The Time Lines method can help you become a better musician every day if you practice it well. Here are some tips and suggestions to help you get the most out of the material in the book and on the website.
It’s important to understand that gathering information is only a small part of becoming a good musician. We must practice well to truly learn and develop our skills. Practice the Time Lines exercises, patterns, and melodies every day with the recordings on this site or with a metronome, and always keep these words in mind to become a good musician: Accurate repetition is essential for success!
This website includes both the information and the tools to guide you in your practice. I will regularly add new materials. You can receive regular updates by subscribing to the Music All the Time Newsletter.
Clap and count each example with a metronome before playing it.
Listen to each of the audio examples on the website to ensure your accuracy as you clap and play.
Clap along and play along with the audio examples to feel the beat and rhythms better.
If the audio examples are too fast for you, use a metronome to practice them more slowly at first. MetronomeBot has a wide selection of metronomes at different tempos.
The beat numbers and subdivisions of the beat are included in the rhythm exercises in the book, but not the patterns or melodic phrases. If a rhythm is particularly challenging, you can write the beats underneath the music in the book.

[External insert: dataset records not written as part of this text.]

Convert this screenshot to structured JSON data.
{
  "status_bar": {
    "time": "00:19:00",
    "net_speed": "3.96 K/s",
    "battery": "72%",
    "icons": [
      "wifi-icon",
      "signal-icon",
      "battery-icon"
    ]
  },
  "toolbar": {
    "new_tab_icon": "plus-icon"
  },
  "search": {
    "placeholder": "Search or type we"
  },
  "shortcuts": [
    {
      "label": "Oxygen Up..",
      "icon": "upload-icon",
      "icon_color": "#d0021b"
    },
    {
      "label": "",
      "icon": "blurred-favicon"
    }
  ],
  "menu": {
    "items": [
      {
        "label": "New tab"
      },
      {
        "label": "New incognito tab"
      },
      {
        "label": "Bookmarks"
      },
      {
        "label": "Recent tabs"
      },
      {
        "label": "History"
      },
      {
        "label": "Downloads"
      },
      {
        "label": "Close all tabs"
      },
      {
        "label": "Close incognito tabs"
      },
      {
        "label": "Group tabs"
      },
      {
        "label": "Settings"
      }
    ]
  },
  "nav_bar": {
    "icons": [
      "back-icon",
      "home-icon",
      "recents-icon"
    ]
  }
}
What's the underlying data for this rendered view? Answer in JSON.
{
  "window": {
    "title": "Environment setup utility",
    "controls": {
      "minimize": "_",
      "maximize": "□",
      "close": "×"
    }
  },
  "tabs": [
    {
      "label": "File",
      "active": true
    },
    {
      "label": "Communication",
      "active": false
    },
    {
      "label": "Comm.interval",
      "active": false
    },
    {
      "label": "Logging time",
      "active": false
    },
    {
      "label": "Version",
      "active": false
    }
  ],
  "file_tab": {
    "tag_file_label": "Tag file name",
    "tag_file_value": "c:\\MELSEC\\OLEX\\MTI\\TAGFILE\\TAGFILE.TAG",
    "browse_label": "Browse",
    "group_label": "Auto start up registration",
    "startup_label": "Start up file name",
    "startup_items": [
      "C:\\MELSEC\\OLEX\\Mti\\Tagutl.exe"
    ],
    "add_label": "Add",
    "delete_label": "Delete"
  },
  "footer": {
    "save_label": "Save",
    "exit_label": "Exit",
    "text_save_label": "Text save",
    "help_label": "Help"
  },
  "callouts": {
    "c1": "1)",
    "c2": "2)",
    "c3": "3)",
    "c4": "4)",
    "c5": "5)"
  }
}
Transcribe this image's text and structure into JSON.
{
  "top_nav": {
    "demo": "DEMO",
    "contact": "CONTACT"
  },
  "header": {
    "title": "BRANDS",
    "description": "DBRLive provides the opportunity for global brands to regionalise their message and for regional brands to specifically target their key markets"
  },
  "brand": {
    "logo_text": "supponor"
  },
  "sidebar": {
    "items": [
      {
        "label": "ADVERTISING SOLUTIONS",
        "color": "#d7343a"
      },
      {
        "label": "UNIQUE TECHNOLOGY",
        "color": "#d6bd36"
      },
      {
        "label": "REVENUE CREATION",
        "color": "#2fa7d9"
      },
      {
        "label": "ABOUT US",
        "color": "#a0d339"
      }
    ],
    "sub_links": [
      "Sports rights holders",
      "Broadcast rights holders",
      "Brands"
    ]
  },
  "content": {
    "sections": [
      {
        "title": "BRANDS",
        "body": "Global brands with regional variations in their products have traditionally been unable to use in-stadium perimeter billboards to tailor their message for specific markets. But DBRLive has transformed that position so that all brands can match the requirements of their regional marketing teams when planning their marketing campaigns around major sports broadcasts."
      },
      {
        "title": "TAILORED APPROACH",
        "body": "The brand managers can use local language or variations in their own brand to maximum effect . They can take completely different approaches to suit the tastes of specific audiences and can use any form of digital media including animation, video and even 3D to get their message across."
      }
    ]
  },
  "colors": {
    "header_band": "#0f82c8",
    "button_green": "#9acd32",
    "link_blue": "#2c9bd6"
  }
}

Practice all of the rhythm exercises in a unit before moving on to the rhythm patterns. Doing so will help you develop a good practice discipline in addition to improving your rhythm skills.
There are a couple of ways to practice the rhythm patterns and melodic phrases — either practice all of the patterns and then move on to the phrases, or practice one pattern at a time and move on to its corresponding melody. Either approach can be beneficial.
All of the melodies within a unit can be played together at the same time since they follow the same harmonic progression. Therefore, you can create duos, trios, or more by playing multiple melodic phrases together. You can also create longer pieces by playing multiple patterns, one after another.
Make it fun and creative! Once you have practiced a rhythm exercise enough times to play it accurately and effortlessly, you can change the pitches. There are a few ways to do that. For one, you can play the rhythm on different pitches of a scale or chord. You can also improvise pitches while playing the rhythm, thus creating your own melody.
Add dynamics to the patterns and melodies. Some basic options include playing a pattern once at a forte level, and then repeating it mezzo piano. You can also make a crescendo the first time, and diminuendo on the repeat. The sky is the limit! For exercises that specifically work on dynamics, see the Time Expressions book, by Kyle Coughlin.